Condemned Murderers Now More Likely to Die of Natural Causes Than by Execution
WASHINGTON, D.C. (June 18, 2018): Murderer Doyle Hamm escaped execution because of problems starting an intravenous line, Alva Campbell’s execution was called off when prison personnel could not find a suitable vein, and Danny Bible, “the ice pick killer,” is now asking to have his execution put off for the same reason.
This new strategy to avoid the death penalty comes when, according to Reuters, last year more murderers condemned to death died of natural causes than were executed, notes public interest law professor John Banzhaf, who says there's a simple answer to this "weak vein" argument.
Fortunately there's a simple and tested alternative which avoids all of the complications and problems with lethal injections - including vein placement and the scarcity resulting from public pressure on drug companies - and which would permit condemned prisoners to have the same "death with dignity" already granted the elderly in six states, says Banzhaf.
Banzhaf, noting the growing number of "botched" lethal-injection executions, and the scarcity - even before a major judicial ruling - of injectable execution drugs, first proposed using proven quick-acting barbiturate pills, such as those used for "death with dignity," for executions in 2009.
In six states - California, Colorado, Montana, Oregon, Vermont, and Washington - physicians are permitted to prescribe pills so that terminal patients can have death with dignity, and the pills for this purpose are readily available.
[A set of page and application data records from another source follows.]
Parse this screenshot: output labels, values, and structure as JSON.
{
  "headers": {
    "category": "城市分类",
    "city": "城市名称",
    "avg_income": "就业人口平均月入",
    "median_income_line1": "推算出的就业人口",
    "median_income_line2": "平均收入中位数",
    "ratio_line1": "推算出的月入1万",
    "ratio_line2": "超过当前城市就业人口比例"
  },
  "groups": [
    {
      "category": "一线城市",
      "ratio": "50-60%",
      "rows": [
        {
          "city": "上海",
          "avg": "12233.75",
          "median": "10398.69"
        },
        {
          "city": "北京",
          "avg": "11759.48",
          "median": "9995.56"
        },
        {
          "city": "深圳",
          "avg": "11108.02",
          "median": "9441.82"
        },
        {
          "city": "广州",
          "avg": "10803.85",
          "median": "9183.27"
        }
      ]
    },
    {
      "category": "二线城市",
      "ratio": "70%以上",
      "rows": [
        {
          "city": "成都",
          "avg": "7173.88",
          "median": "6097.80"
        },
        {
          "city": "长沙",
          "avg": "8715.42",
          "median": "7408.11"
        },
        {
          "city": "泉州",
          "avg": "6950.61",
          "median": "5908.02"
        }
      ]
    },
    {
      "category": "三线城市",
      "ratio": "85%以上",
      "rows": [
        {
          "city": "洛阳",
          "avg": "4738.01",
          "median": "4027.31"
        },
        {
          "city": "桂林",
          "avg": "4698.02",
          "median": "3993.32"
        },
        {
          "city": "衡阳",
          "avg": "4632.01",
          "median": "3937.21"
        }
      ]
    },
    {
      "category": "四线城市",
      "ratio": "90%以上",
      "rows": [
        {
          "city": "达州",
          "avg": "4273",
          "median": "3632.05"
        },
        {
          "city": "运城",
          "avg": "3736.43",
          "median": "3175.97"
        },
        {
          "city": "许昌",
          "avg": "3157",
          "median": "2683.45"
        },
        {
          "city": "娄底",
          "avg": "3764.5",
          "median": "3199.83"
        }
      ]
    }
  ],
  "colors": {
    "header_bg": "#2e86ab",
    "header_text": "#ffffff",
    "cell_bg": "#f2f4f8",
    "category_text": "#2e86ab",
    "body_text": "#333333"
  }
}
In Oregon, at least 990 patients have used these drugs since the law took effect in 1997. In Washington state, at least 915 have died under terms of the law enacted in 2009.
Banzhaf argues that if the state can legally authorize the use of barbiturate pills so that residents can have death with dignity, it should be able to authorize the use of exactly the same pills if prisoners wish to avoid the many risks involved with injectable drugs including vein placement, or other methods now in use in several states, including the electric chair, firing squad, gas chamber, and now even asphyxiation.
"Providing a condemned man with barbiturate pills to cause a quick and painless death - as in death with dignity jurisdictions - is well tested, established, and accepted, does not require any trained medical personnel, and could avoid the many medical problems with injections, as well as restrictions on injectable drugs imposed by many manufacturers because of ethical and moral concerns," suggests Banzhaf.